Whatever the reason you’ve decided to visit Barcelona on a school trip, it would be almost sacrilegious to come here and not spend some time taking in some of the work of the city’s most famous son, Antoni Gaudí.
And Park Güell is a wonderful place to do just that. Not only is it a fantastic example of Gaudí’s work, but it was also his home for two decades and now boasts a museum dedicated to the Catalan architect in the house he lived in.
Park Güell was originally conceived as a residential development for well-to-do Barcelonians, in a similar vein to English garden cities (note the English spelling of ‘Park’). So this is an interesting visit for geographers looking at urbanisation.
The development was to offer spacious homes, all with wonderful views over Barcelona to the Mediterranean Sea. The layout would mean that no house would obstruct the view of its neighbours. And there would be a number of communal facilities, including a market, chapel and visitor reception.
Building regulations meant that only one sixth of the property could be built on, with gardens covering the rest of it. Sixty houses were to be built on the land owned by Eusebi Güell, friend and patron of Gaudí. And yet, only two were ever built.
Gaudí’s modernist style was, during this period, heavily influenced by nature, which is clear to see at Park Güell. It’s also clear to see Gaudí’s strong national pride as a Catalan – how many Catalan symbols can your students spot around the park?
For young artists and creatives, this is an exciting visit, where they will have the opportunity to see architecture the likes of which they’ll have never seen before. They’ll be able to work out what inspired Gaudí, and see how that inspiration translated into his work.
Of course, it’s also a great visit for Spanish language students – not only is this an opportunity to really soak up the unique culture of Barcelona and chat to locals and tourists about what they see, it could be great inspiration for some post-trip work.
You could ask your students to research an area of the park or its history to present to the class, or perhaps they could write a detailed explanation of what they saw there, maybe in the style of a tourist guidebook.
Park Güell may have ultimately been a failed development project.
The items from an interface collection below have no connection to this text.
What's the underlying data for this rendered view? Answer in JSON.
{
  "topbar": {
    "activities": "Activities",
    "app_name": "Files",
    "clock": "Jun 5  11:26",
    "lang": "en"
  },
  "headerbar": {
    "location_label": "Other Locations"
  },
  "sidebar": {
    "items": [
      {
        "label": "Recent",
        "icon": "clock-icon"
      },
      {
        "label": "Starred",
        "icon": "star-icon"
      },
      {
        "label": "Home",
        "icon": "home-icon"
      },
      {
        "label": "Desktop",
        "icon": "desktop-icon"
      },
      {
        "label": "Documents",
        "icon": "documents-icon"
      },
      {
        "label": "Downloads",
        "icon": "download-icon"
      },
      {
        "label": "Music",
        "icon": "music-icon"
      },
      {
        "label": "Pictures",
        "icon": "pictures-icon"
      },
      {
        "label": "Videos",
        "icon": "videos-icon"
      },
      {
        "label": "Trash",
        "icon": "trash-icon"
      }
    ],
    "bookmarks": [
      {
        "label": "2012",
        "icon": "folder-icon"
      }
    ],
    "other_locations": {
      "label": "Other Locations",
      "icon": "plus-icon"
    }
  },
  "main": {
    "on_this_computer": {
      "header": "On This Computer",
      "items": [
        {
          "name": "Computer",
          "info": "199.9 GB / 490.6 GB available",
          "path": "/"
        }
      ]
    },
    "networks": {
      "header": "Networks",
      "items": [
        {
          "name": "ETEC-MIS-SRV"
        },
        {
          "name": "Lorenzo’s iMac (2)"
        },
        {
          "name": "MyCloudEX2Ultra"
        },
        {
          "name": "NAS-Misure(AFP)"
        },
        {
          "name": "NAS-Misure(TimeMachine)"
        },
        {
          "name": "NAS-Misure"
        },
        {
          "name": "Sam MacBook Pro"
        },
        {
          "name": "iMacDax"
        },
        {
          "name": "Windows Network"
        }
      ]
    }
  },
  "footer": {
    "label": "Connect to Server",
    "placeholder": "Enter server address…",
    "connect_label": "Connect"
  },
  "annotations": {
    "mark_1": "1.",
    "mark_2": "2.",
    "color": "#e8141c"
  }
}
But it’s left Barcelona with a spectacular park that really captures the essence and atmosphere of the city. And if there were no other reason to visit than that, this attraction would still be simply unmissable.